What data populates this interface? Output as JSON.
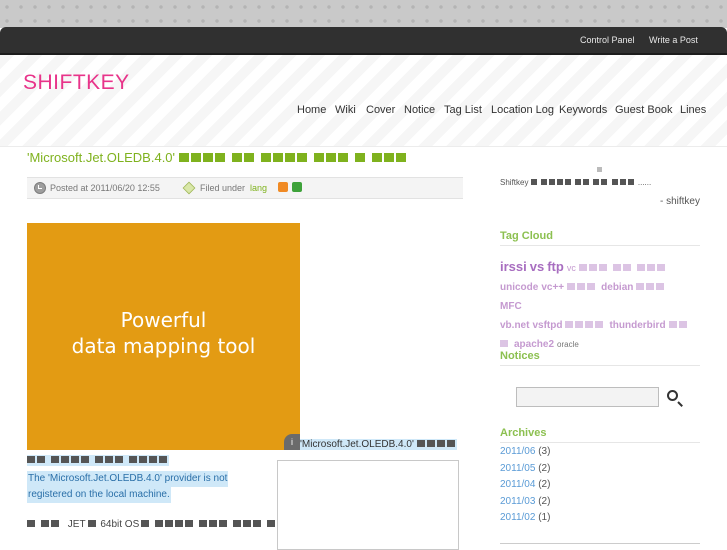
{
  "admin_bar": {
    "control_panel": "Control Panel",
    "write_post": "Write a Post"
  },
  "site": {
    "title": "SHIFTKEY"
  },
  "nav": {
    "items": [
      "Home",
      "Wiki",
      "Cover",
      "Notice",
      "Tag List",
      "Location Log",
      "Keywords",
      "Guest Book",
      "Lines"
    ]
  },
  "post": {
    "title": "'Microsoft.Jet.OLEDB.4.0'",
    "meta": {
      "posted": "Posted at 2011/06/20 12:55",
      "filed_under": "Filed under",
      "category": "lang"
    },
    "ad": {
      "line1": "Powerful",
      "line2": "data mapping tool"
    },
    "caption_right": "'Microsoft.Jet.OLEDB.4.0'",
    "error_line1": "The 'Microsoft.Jet.OLEDB.4.0' provider is not",
    "error_line2": "registered on the local machine.",
    "jet_text": "JET",
    "os_text": "64bit OS"
  },
  "sidebar": {
    "about_name": "Shiftkey",
    "about_signature": "- shiftkey",
    "tag_cloud_title": "Tag Cloud",
    "tags": {
      "irssi": "irssi",
      "vs": "vs",
      "ftp": "ftp",
      "vc": "vc",
      "unicode": "unicode",
      "vcpp": "vc++",
      "debian": "debian",
      "mfc": "MFC",
      "vbnet": "vb.net",
      "vsftpd": "vsftpd",
      "thunderbird": "thunderbird",
      "apache2": "apache2",
      "oracle": "oracle"
    },
    "notices_title": "Notices",
    "archives_title": "Archives",
    "archives": [
      {
        "month": "2011/06",
        "count": "(3)"
      },
      {
        "month": "2011/05",
        "count": "(2)"
      },
      {
        "month": "2011/04",
        "count": "(2)"
      },
      {
        "month": "2011/03",
        "count": "(2)"
      },
      {
        "month": "2011/02",
        "count": "(1)"
      }
    ]
  },
  "colors": {
    "logo": "#e8348a",
    "title_green": "#7fb21e",
    "ad_orange": "#e39b13",
    "tag_purple": "#c59ad0",
    "link_blue": "#5a9bd6"
  }
}
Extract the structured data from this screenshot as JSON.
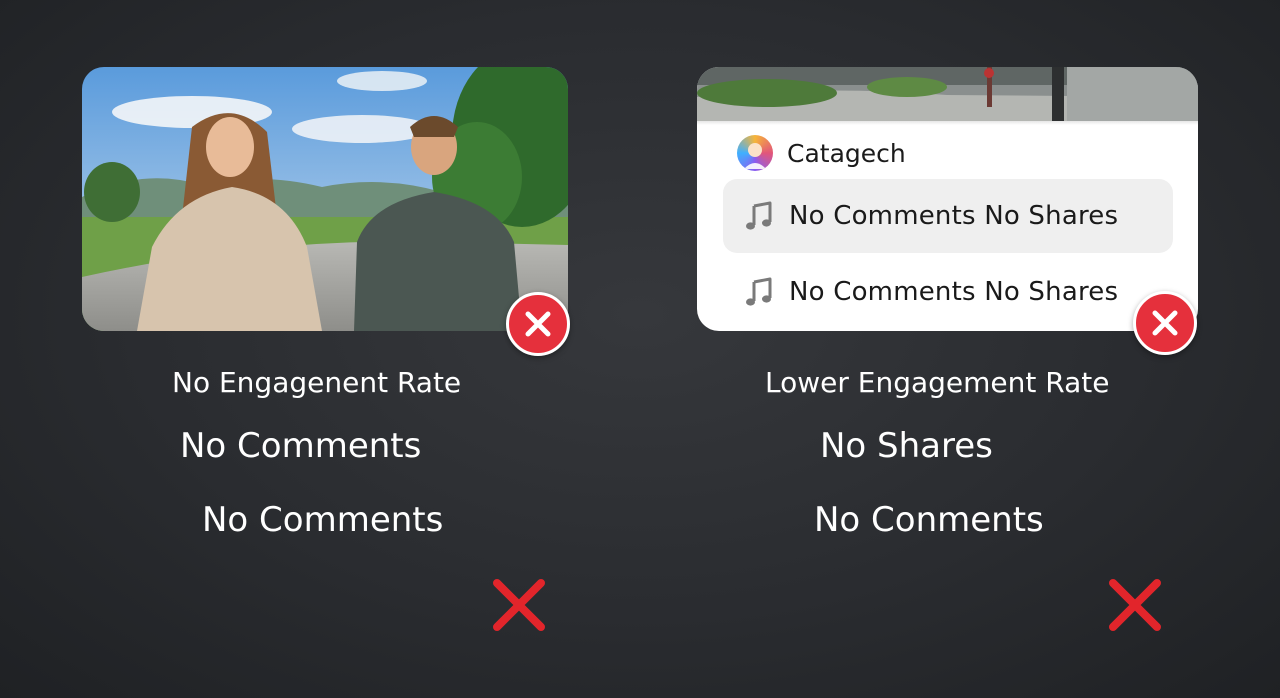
{
  "left_panel": {
    "heading": "No Engagenent Rate",
    "line1": "No Comments",
    "line2": "No Comments",
    "photo_icon": "two-people-outdoor-photo",
    "close_icon": "close-icon"
  },
  "right_panel": {
    "account_name": "Catagech",
    "sounds": [
      {
        "label": "No Comments No Shares",
        "icon": "music-note-icon"
      },
      {
        "label": "No Comments No Shares",
        "icon": "music-note-icon"
      }
    ],
    "heading": "Lower Engagement Rate",
    "line1": "No Shares",
    "line2": "No Conments",
    "close_icon": "close-icon"
  },
  "colors": {
    "background": "#2a2c30",
    "badge_red": "#e5303c",
    "x_red": "#e2252b",
    "card_white": "#ffffff"
  }
}
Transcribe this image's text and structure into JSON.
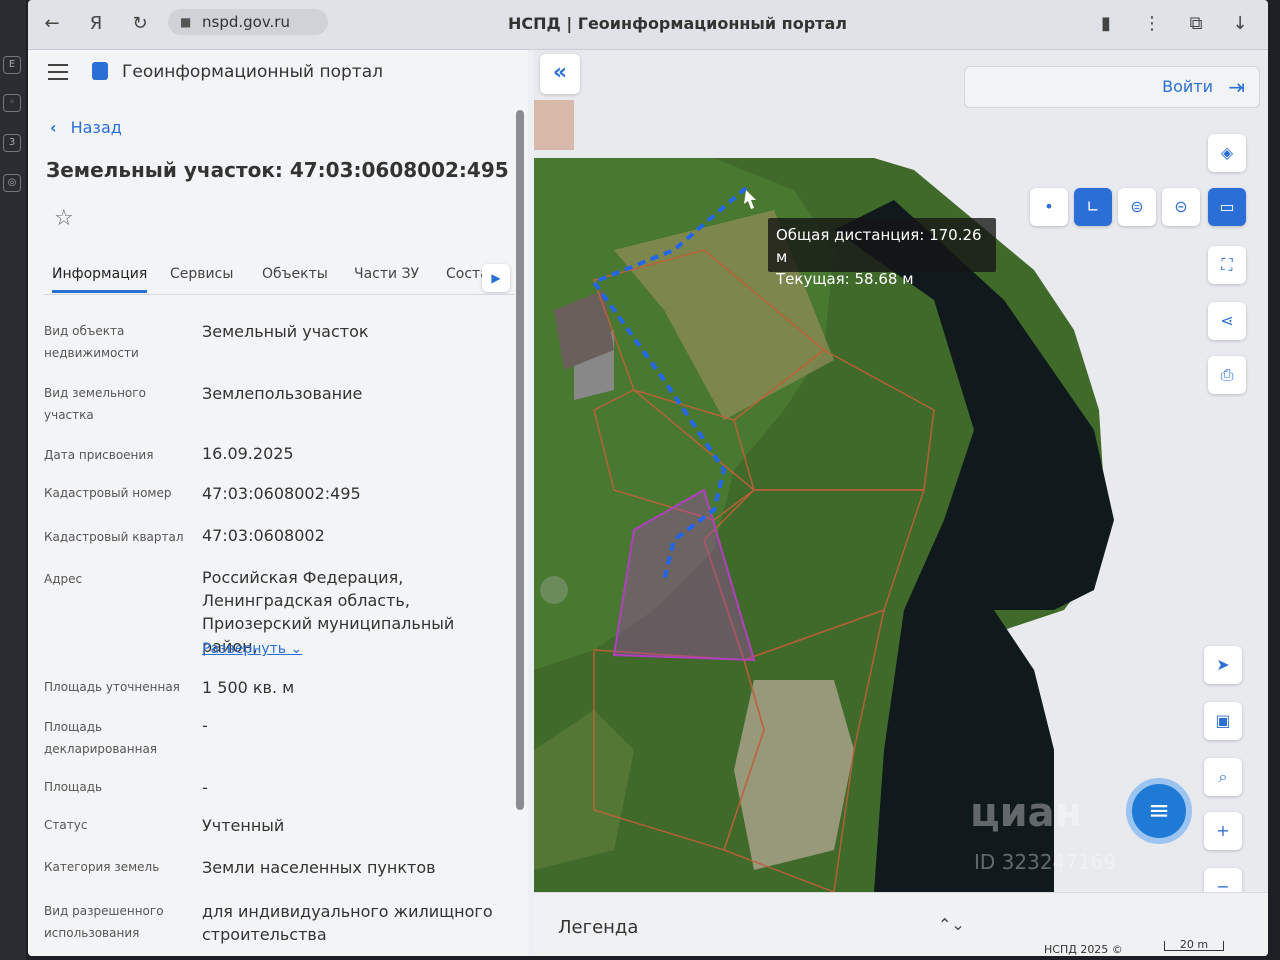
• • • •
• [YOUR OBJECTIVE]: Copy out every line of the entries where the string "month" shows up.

• [OUTPUT BELOW]:
        "month": "2011/06",
        "month": "2011/05",
        "month": "2011/04",
        "month": "2011/03",
        "month": "2011/02",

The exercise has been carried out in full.